Ikea’s new chief executive unveils vision for future
Company names Jesper Brodin as new boss after Peter Agnefjall decided to step down
The CEO change won’t affect Ikea’s long-held goal of raising annual revenue to €50 billion by 2020, according to the firm’s chairman. Photograph: Dara Mac Donaill
Ikea Group named Jesper Brodin, currently responsible for the development of the Swedish furniture retailer’s product range and supply chain, as chief executive officer after Peter Agnefjall decided to step down.
Mr Brodin, a 48-year-old former assistant to Ikea founder Ingvar Kamprad who has worked at the maker of the Billy bookcase and Klippan sofa for 22 years, will take up the new role September 1st, Ikea said in a statement Wednesday.
He is currently managing director of the Ikea of Sweden unit and will move to Leiden in the Netherlands, where Ikea has its headquarters, from Almhult in Sweden, where it opened its first store in 1958 and has its Swedish base.
Mr Brodin will take over the helm of a furniture and retail empire with 348 stores, 45 shopping centers and 140,000 employees in 28 countries. During Mr Agnefjall’s almost five-year tenure, Ikea expanded its presence in China, began a push into India and honed its online offering. That strategy won’t change under Mr Brodin, Ikea chairman Lars-Johan Jarnheimer said in an interview.

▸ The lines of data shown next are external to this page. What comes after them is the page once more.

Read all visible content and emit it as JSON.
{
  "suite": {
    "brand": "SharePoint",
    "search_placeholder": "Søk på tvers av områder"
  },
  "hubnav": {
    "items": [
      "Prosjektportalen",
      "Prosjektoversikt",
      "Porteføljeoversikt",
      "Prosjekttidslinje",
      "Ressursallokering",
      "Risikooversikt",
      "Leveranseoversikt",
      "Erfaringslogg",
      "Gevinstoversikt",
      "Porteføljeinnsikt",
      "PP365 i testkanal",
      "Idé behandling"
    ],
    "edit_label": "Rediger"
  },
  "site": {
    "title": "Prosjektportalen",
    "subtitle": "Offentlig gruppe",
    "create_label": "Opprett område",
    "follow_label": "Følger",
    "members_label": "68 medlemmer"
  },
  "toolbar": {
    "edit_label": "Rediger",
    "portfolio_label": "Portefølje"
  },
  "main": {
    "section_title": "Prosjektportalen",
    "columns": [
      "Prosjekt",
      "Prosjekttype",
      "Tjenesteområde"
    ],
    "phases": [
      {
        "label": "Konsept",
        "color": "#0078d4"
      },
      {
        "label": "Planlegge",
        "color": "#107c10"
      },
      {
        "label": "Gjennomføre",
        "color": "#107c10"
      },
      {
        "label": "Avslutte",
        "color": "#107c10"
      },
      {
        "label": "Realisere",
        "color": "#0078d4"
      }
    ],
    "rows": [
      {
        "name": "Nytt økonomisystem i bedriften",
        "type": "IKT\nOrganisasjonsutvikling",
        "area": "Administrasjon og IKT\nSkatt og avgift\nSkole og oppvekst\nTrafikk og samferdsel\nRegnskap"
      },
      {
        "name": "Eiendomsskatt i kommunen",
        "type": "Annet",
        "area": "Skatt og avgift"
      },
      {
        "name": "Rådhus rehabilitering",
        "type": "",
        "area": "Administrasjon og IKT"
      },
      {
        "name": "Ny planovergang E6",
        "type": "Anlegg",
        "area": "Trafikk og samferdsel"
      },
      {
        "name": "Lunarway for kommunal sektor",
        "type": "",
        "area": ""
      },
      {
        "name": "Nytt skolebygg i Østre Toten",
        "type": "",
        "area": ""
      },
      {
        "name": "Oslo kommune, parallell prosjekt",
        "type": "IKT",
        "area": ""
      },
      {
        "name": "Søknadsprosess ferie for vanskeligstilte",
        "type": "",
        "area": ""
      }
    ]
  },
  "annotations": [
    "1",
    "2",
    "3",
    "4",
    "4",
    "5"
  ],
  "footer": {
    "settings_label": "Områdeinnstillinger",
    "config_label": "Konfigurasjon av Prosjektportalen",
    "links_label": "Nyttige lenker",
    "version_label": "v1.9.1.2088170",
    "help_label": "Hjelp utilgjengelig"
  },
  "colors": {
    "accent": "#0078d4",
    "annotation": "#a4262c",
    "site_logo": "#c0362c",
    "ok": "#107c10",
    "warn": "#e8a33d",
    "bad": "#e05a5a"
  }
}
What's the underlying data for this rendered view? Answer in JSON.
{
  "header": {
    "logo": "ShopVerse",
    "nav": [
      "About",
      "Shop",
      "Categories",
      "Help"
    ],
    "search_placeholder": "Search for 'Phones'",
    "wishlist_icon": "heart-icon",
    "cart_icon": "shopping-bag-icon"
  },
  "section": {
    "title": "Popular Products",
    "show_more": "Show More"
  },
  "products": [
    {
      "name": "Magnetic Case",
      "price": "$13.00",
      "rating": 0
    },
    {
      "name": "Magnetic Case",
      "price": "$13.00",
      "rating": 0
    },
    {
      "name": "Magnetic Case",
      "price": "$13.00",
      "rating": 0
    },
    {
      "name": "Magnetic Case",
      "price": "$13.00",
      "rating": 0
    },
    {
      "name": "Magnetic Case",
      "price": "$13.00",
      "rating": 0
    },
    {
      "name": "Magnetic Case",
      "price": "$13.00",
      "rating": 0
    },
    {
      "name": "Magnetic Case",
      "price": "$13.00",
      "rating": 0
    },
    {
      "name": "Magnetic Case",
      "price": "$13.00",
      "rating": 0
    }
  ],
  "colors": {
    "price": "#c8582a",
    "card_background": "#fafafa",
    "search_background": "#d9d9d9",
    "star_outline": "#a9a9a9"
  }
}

“The strategic direction that the company has remains in place, and even if Jesper will mold it, he has been part of the development of the strategy together with Peter in his previous role on the management team,” Mr Jarnheimer said by phone. The new CEO “is used to transformative work, which is more relevant than ever today,” he added.
Mr Brodin started at Ikea in 1995 and has since then worked in purchasing, product-range development, logistics and group management and spent time in locations from Pakistan and China to Denmark and Sweden.
“We have a lot of exciting things ahead of us,” Mr Brodin said in a phone interview. “We’re growing, we’re keen on taking on new markets and we’re looking at how we can improve the customer experience in many dimensions.”
Mr Agnefjall (46) who has worked at Ikea for 22 years and has also been an assistant to Mr Kamprad, said he felt it was “a natural time for me to take a change of path”. The CEO job involves “working 365 days a year, 15 to 16 hours per day, and at some point one needs to hand over to the next generation,” he said.
In the year through August, Ikea’s store sales rose 7.1 per cent to €34.2 billion. The CEO change won’t affect Ikea’s long-held goal of raising annual revenue to €50 billion by 2020, according to its chairman.
The company will have introduced so-called multi-channel retailing, including online sales, in almost all of its markets by the end of the year, Mr Agnefjall said. Ikea plans to open 18 new stores next year, he said.
“We see opportunities to continue to grow in all markets, because we’re quite small and have relatively low market shares everywhere apart from in Sweden,” Mr Agnefjall said. “We see big opportunities in large markets such as China and India and I’d also like to highlight the US, where there are still quite a lot of white spots on the map.”